[[ Source records, beginning ]]
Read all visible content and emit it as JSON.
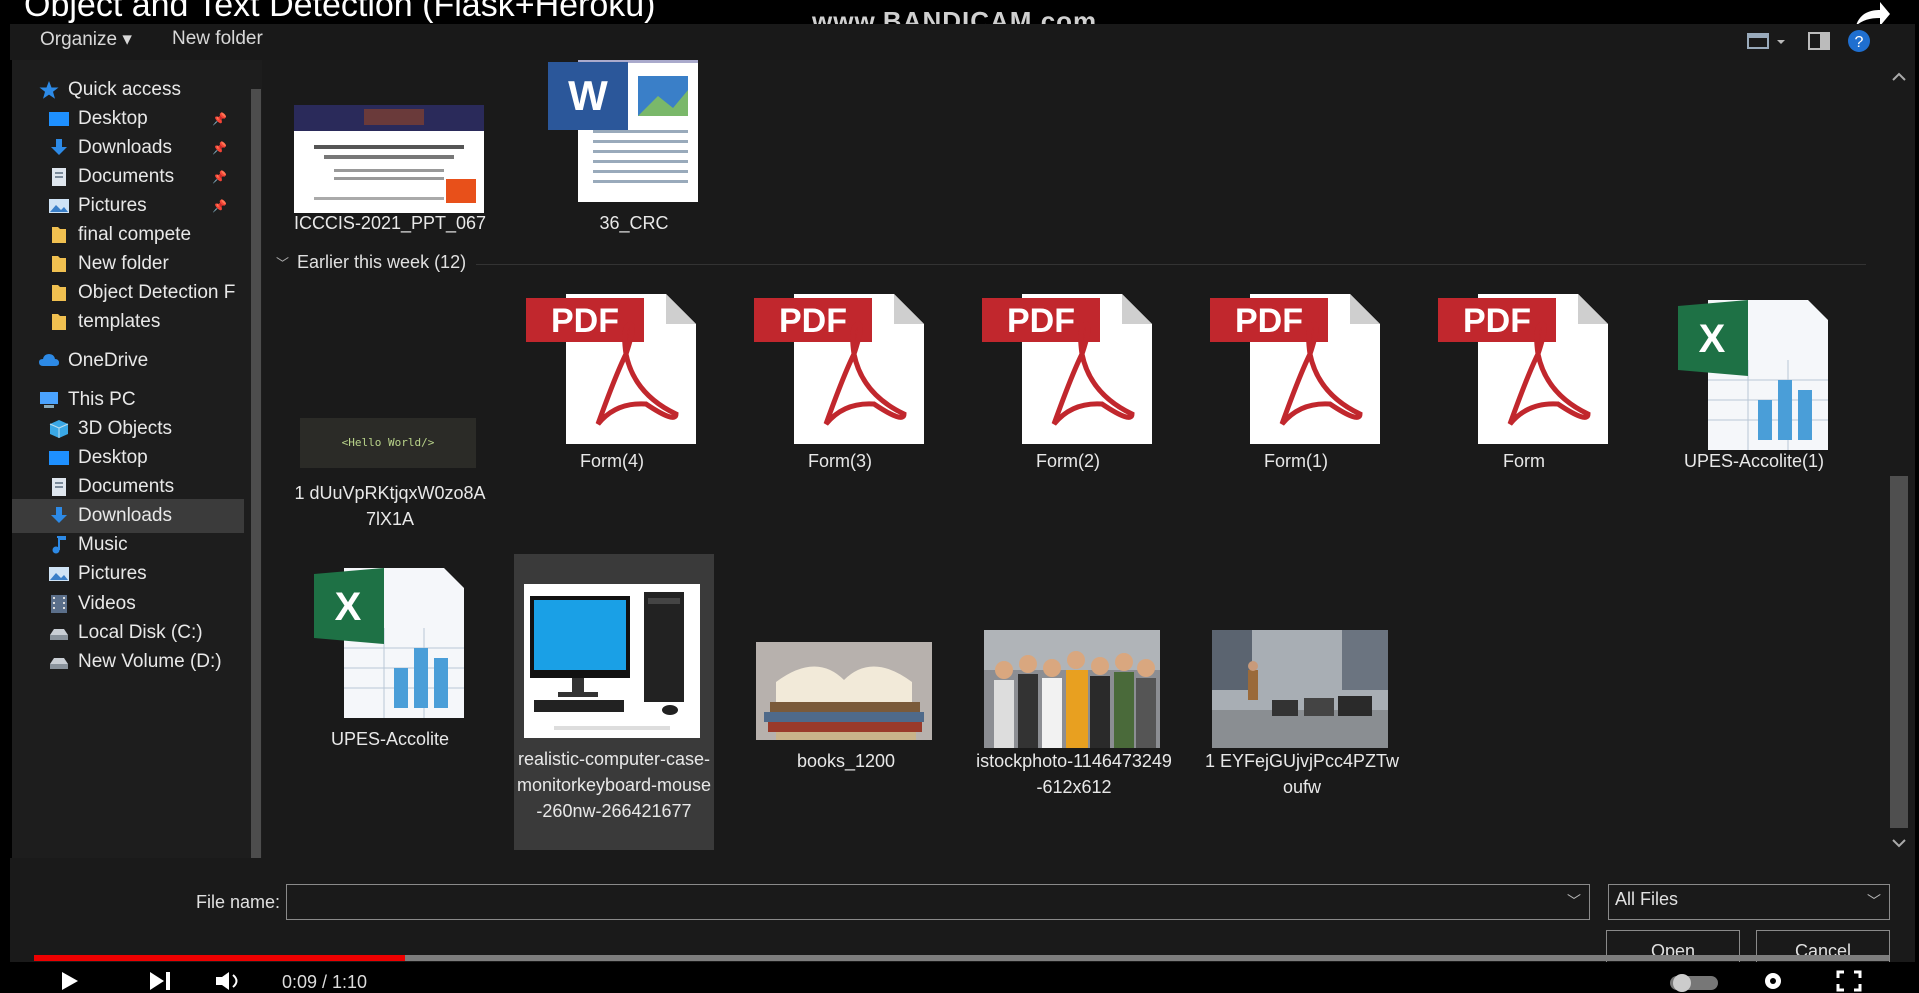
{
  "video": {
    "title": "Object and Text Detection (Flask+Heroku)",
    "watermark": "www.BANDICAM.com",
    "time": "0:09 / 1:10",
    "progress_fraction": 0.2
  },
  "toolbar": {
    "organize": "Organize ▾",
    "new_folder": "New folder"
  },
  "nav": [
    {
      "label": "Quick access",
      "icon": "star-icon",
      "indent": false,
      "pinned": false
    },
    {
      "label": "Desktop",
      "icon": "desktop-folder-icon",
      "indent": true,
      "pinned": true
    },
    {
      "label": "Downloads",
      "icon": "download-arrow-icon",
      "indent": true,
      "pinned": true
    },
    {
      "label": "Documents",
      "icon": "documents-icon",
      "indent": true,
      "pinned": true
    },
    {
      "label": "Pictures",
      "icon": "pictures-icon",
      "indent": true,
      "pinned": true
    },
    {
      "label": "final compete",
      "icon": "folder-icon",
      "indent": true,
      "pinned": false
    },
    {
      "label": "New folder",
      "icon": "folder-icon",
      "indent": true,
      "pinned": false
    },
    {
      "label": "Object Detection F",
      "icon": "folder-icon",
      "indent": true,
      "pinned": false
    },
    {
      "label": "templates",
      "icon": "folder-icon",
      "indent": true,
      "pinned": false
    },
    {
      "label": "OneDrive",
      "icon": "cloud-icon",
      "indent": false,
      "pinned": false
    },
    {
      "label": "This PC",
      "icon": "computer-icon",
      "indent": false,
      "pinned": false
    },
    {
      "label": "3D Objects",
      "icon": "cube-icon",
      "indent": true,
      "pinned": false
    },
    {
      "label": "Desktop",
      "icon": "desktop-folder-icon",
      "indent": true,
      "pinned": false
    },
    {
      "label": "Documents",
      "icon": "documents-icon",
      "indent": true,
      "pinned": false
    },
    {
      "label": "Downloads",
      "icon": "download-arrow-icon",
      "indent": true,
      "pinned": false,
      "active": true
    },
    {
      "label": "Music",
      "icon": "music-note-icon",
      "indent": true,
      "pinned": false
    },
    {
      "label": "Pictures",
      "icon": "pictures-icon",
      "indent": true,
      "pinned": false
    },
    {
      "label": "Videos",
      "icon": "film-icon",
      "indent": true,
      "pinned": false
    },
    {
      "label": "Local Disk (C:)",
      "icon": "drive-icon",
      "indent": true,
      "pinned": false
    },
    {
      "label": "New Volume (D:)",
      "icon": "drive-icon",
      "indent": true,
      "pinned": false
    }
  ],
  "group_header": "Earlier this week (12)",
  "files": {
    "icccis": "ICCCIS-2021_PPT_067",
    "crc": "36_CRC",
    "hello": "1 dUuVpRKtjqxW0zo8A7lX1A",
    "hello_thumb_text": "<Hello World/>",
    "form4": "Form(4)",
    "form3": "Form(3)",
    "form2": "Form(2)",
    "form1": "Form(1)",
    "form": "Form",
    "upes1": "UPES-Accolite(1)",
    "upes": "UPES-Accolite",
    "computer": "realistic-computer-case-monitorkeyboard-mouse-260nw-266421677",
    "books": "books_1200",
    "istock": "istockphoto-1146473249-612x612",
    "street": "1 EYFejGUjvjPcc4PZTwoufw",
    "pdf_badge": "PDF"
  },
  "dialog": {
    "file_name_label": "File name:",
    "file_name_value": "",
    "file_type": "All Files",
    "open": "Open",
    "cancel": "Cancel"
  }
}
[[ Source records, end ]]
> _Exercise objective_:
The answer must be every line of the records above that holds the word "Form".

> _Response box_:
    "form4": "Form(4)",
    "form3": "Form(3)",
    "form2": "Form(2)",
    "form1": "Form(1)",
    "form": "Form",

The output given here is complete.